The land, then, is a genuine threat to Icelanders, as well as to tourists: the lava fields, deserts, mountains, and glaciers, not to mention the sea, kill a number of locals and tourists every year. Police spend most of their resources getting foolhardy tourists out of trouble from these beautiful but hellish spots. They are more a rescue organization than a law-enforcement one. And as crime is practically nonexistent in Iceland, and police focus more on rescue and not on actual lawbreakers, they have, over the years, like Snorri Magnusson, become trusting. Perhaps too trusting from my North-American perspective. They don’t even carry guns.

To further illustrate that trust, I relate an incident from near the end of my stay. It happened when I boarded my Icelandair flight home.

As I went through the security checkpoint, unbeknownst to me I had a knife in my carry-on—I thought I had stowed it in my check-in—a Swiss-Army knife with scissors, a can-opener, and a nail file, nothing too terribly dangerous, useful to a tourist like myself, but still a knife. The beeper sounded.
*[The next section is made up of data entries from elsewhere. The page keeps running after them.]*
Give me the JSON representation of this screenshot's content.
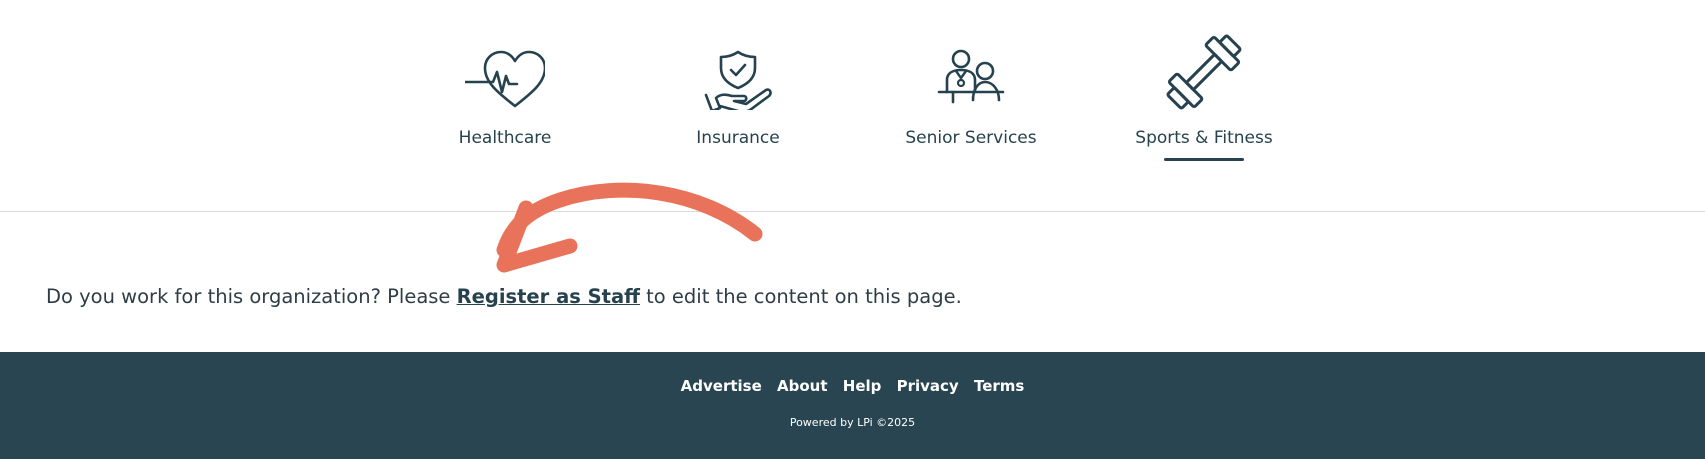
{
  "categories": [
    {
      "label": "Healthcare",
      "icon": "heart-pulse-icon"
    },
    {
      "label": "Insurance",
      "icon": "shield-hand-icon"
    },
    {
      "label": "Senior Services",
      "icon": "people-icon"
    },
    {
      "label": "Sports & Fitness",
      "icon": "dumbbell-icon",
      "active": true
    }
  ],
  "staff_prompt": {
    "before": "Do you work for this organization? Please ",
    "link": "Register as Staff",
    "after": " to edit the content on this page."
  },
  "footer": {
    "links": [
      "Advertise",
      "About",
      "Help",
      "Privacy",
      "Terms"
    ],
    "powered_by": "Powered by LPi ©2025"
  },
  "colors": {
    "primary": "#26424f",
    "footer_bg": "#284551",
    "arrow": "#e8735a"
  }
}
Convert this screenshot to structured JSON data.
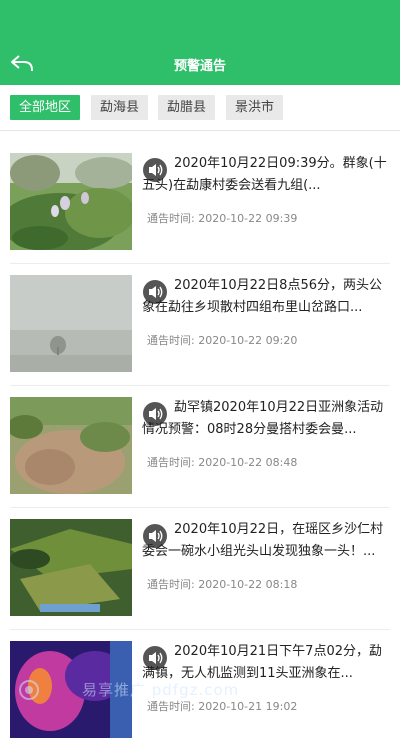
{
  "header": {
    "title": "预警通告",
    "back_icon": "back-arrow-icon"
  },
  "filters": [
    {
      "label": "全部地区",
      "active": true
    },
    {
      "label": "勐海县",
      "active": false
    },
    {
      "label": "勐腊县",
      "active": false
    },
    {
      "label": "景洪市",
      "active": false
    }
  ],
  "notices": [
    {
      "headline": "2020年10月22日09:39分。群象(十五头)在勐康村委会送看九组(...",
      "time": "通告时间:  2020-10-22 09:39",
      "icon": "speaker-icon"
    },
    {
      "headline": "2020年10月22日8点56分，两头公象在勐往乡坝散村四组布里山岔路口...",
      "time": "通告时间:  2020-10-22 09:20",
      "icon": "speaker-icon"
    },
    {
      "headline": "勐罕镇2020年10月22日亚洲象活动情况预警：08时28分曼搭村委会曼...",
      "time": "通告时间:  2020-10-22 08:48",
      "icon": "speaker-icon"
    },
    {
      "headline": "2020年10月22日，在瑶区乡沙仁村委会一碗水小组光头山发现独象一头！...",
      "time": "通告时间:  2020-10-22 08:18",
      "icon": "speaker-icon"
    },
    {
      "headline": "2020年10月21日下午7点02分，勐满镇，无人机监测到11头亚洲象在...",
      "time": "通告时间:  2020-10-21 19:02",
      "icon": "speaker-icon"
    }
  ],
  "watermark": {
    "text": "易享推广 pdfgz.com"
  },
  "colors": {
    "brand": "#2fbf6a"
  }
}
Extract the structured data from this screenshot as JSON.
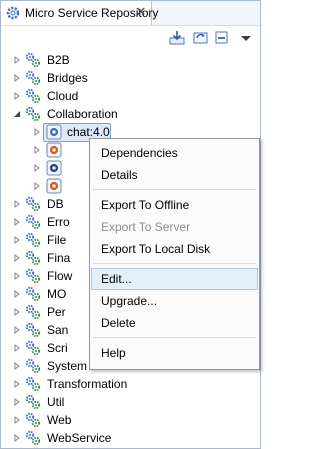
{
  "view": {
    "title": "Micro Service Repository",
    "toolbar": [
      "import-icon",
      "sync-icon",
      "minimize-icon",
      "view-menu-icon"
    ]
  },
  "tree": {
    "items": [
      {
        "label": "B2B"
      },
      {
        "label": "Bridges"
      },
      {
        "label": "Cloud"
      },
      {
        "label": "Collaboration",
        "expanded": true
      },
      {
        "label": "chat:4.0",
        "child": true,
        "selected": true
      },
      {
        "label": "",
        "child": true
      },
      {
        "label": "",
        "child": true
      },
      {
        "label": "",
        "child": true
      },
      {
        "label": "DB"
      },
      {
        "label": "Erro"
      },
      {
        "label": "File"
      },
      {
        "label": "Fina"
      },
      {
        "label": "Flow"
      },
      {
        "label": "MO"
      },
      {
        "label": "Per"
      },
      {
        "label": "San"
      },
      {
        "label": "Scri"
      },
      {
        "label": "System Lib"
      },
      {
        "label": "Transformation"
      },
      {
        "label": "Util"
      },
      {
        "label": "Web"
      },
      {
        "label": "WebService"
      }
    ]
  },
  "context_menu": {
    "groups": [
      [
        {
          "label": "Dependencies"
        },
        {
          "label": "Details"
        }
      ],
      [
        {
          "label": "Export To Offline"
        },
        {
          "label": "Export To Server",
          "disabled": true
        },
        {
          "label": "Export To Local Disk"
        }
      ],
      [
        {
          "label": "Edit...",
          "hover": true
        },
        {
          "label": "Upgrade..."
        },
        {
          "label": "Delete"
        }
      ],
      [
        {
          "label": "Help"
        }
      ]
    ]
  },
  "colors": {
    "selection": "#dce9f9",
    "selection_border": "#7da2ce",
    "gear": "#3b6cc4",
    "menu_hover": "#e3eef9"
  }
}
A young officer—the police run customs there—found the knife. He said he was going to have to confiscate it. With some disappointment—the knife had been a gift from my grandfather—I said fine. The officer then gave me a sympathetic glance and said he would talk to his supervisor. He came back and said I could keep the knife. I was allowed to board my Icelandair flight home, along with three-hundred innocent passengers, armed with a knife that looked somewhat like a box cutter. This trustful lapse left me wondering: Do they believe a murder suspect when the murder suspect says the elves took their victim?

Perhaps I go too far. This is not meant to be an indictment of Icelandic law enforcement. Quite the contrary. The young officer’s trust was a good thing. And if I’ve painted Iceland as a bleak and inhospitable land, it’s not entirely that way, for the south is often green and pastoral. I’ll never forget the night my wife and I stayed on a working farm near Brunnholl. The first sight that greeted us was a Nordic goddess of a young Icelandic woman with long blond hair. She was clapping some cows along a country road against a backdrop of mountain-girded glaciers. Iceland, in these moods, defies murder. And while in some of its Mars-reminiscent landscapes it might be the perfect setting for it, North America, statistically, is a much likelier locale for the grisly business of my trade.
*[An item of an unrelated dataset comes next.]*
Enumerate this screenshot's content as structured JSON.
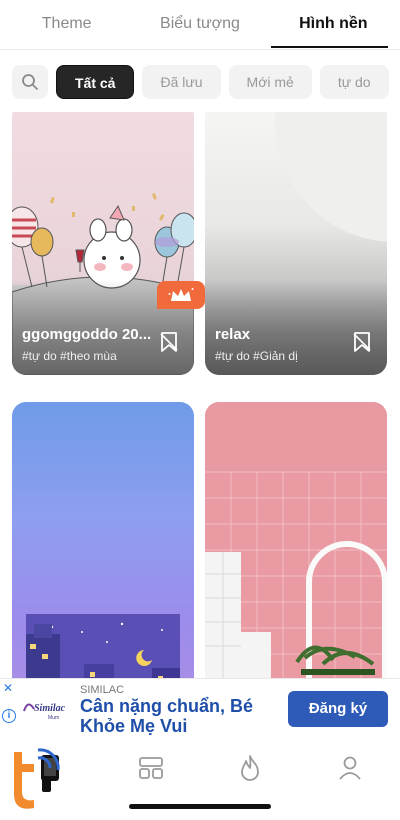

Is it any wonder, then, that when those two boys, Oskar Halldorsson and Julius Karlsson, walk out into the lava fields on the night January 14, 2013 and disappear, go missing not fishing, and are never found again, I, coming from a gun culture, suspect foul play. In Iceland, they graciously point to the lava fields and suggest elves.

So I don’t indict the young airport officer for his trust. I applaud it. The failing is mine. It started, I think, with the Tylenol tampering incident years ago, escalated with the Bernhard Goetz/New York subway vigilante shootings, and matured with Columbine, so that my own mistrust, like that of so many North Americans, has hardened like lava hardens in Iceland.

It makes me think I want to come not from a gun culture but from an elf culture.

Posted in Fiction, Guest, History, International, Real Crime, Setting, Writers, Writing | Tagged , , , , , , , , , , , | 1 Comment